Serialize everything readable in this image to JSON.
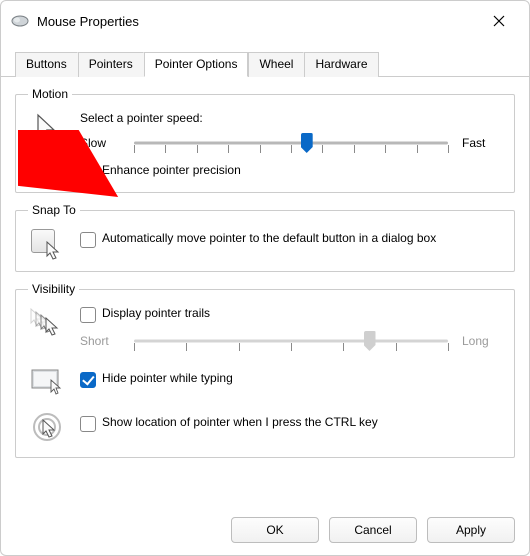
{
  "window": {
    "title": "Mouse Properties"
  },
  "tabs": {
    "buttons": "Buttons",
    "pointers": "Pointers",
    "pointer_options": "Pointer Options",
    "wheel": "Wheel",
    "hardware": "Hardware",
    "active": "pointer_options"
  },
  "motion": {
    "legend": "Motion",
    "speed_label": "Select a pointer speed:",
    "slow": "Slow",
    "fast": "Fast",
    "speed_value_percent": 55,
    "enhance_label": "Enhance pointer precision",
    "enhance_checked": false
  },
  "snap_to": {
    "legend": "Snap To",
    "label": "Automatically move pointer to the default button in a dialog box",
    "checked": false
  },
  "visibility": {
    "legend": "Visibility",
    "trails_label": "Display pointer trails",
    "trails_checked": false,
    "trails_short": "Short",
    "trails_long": "Long",
    "trails_value_percent": 75,
    "hide_label": "Hide pointer while typing",
    "hide_checked": true,
    "ctrl_label": "Show location of pointer when I press the CTRL key",
    "ctrl_checked": false
  },
  "buttons": {
    "ok": "OK",
    "cancel": "Cancel",
    "apply": "Apply"
  }
}
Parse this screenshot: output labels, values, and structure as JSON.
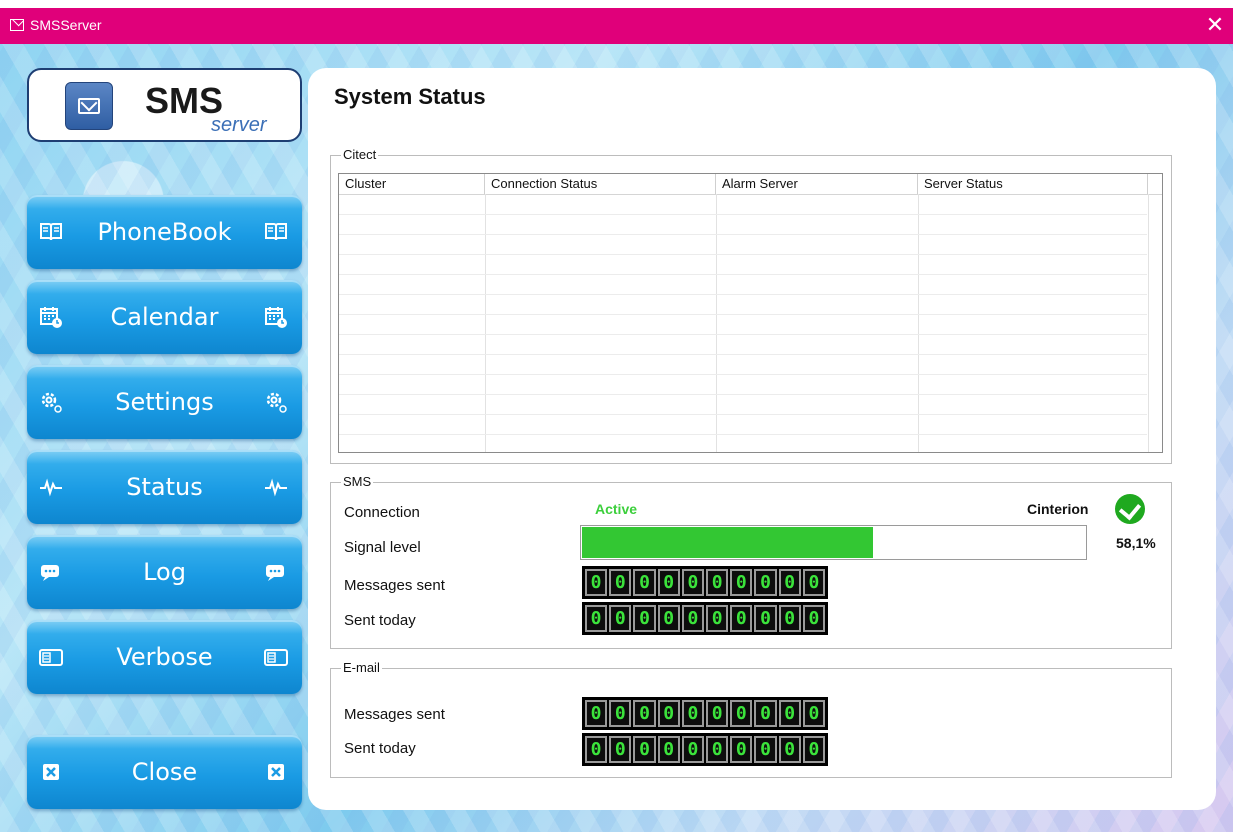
{
  "window": {
    "title": "SMSServer",
    "close_glyph": "✕"
  },
  "logo": {
    "title": "SMS",
    "subtitle": "server"
  },
  "nav": [
    {
      "label": "PhoneBook",
      "icon": "book-icon"
    },
    {
      "label": "Calendar",
      "icon": "calendar-icon"
    },
    {
      "label": "Settings",
      "icon": "gear-icon"
    },
    {
      "label": "Status",
      "icon": "pulse-icon"
    },
    {
      "label": "Log",
      "icon": "chat-icon"
    },
    {
      "label": "Verbose",
      "icon": "id-card-icon"
    }
  ],
  "close_button": {
    "label": "Close",
    "icon": "close-icon"
  },
  "page": {
    "title": "System Status"
  },
  "citect": {
    "group_label": "Citect",
    "columns": [
      "Cluster",
      "Connection Status",
      "Alarm Server",
      "Server Status"
    ],
    "rows": []
  },
  "sms": {
    "group_label": "SMS",
    "connection_label": "Connection",
    "connection_status": "Active",
    "modem_name": "Cinterion",
    "signal_label": "Signal level",
    "signal_percent_text": "58,1%",
    "signal_fraction": 0.581,
    "messages_sent_label": "Messages sent",
    "messages_sent_digits": "0000000000",
    "sent_today_label": "Sent today",
    "sent_today_digits": "0000000000"
  },
  "email": {
    "group_label": "E-mail",
    "messages_sent_label": "Messages sent",
    "messages_sent_digits": "0000000000",
    "sent_today_label": "Sent today",
    "sent_today_digits": "0000000000"
  },
  "colors": {
    "titlebar": "#e0007a",
    "button": "#1a9be4",
    "active": "#3ccf3c",
    "signal_fill": "#33c733"
  }
}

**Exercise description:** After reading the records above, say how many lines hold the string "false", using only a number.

**Exercise response:** 4